PROBLEM DESCRIPTION -
Count, in the listing that follows, every line containing the word "SHELL". Give the number by itself.

MATERIAL FOR THE TASK -
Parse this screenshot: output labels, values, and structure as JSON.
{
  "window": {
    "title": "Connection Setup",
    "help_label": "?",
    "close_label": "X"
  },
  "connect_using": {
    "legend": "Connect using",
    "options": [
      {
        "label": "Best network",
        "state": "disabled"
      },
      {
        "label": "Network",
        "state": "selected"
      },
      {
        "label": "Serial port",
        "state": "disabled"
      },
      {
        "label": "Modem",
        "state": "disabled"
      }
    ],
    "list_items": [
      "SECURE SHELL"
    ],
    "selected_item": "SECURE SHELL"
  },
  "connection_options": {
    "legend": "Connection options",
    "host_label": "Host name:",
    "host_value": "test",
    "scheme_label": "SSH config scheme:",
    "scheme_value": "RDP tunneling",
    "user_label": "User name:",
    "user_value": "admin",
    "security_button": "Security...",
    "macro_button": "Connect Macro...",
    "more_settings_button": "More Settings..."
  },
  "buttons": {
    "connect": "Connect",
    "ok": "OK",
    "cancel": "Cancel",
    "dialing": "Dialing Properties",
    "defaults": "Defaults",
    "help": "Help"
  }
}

TASK ANSWER -
2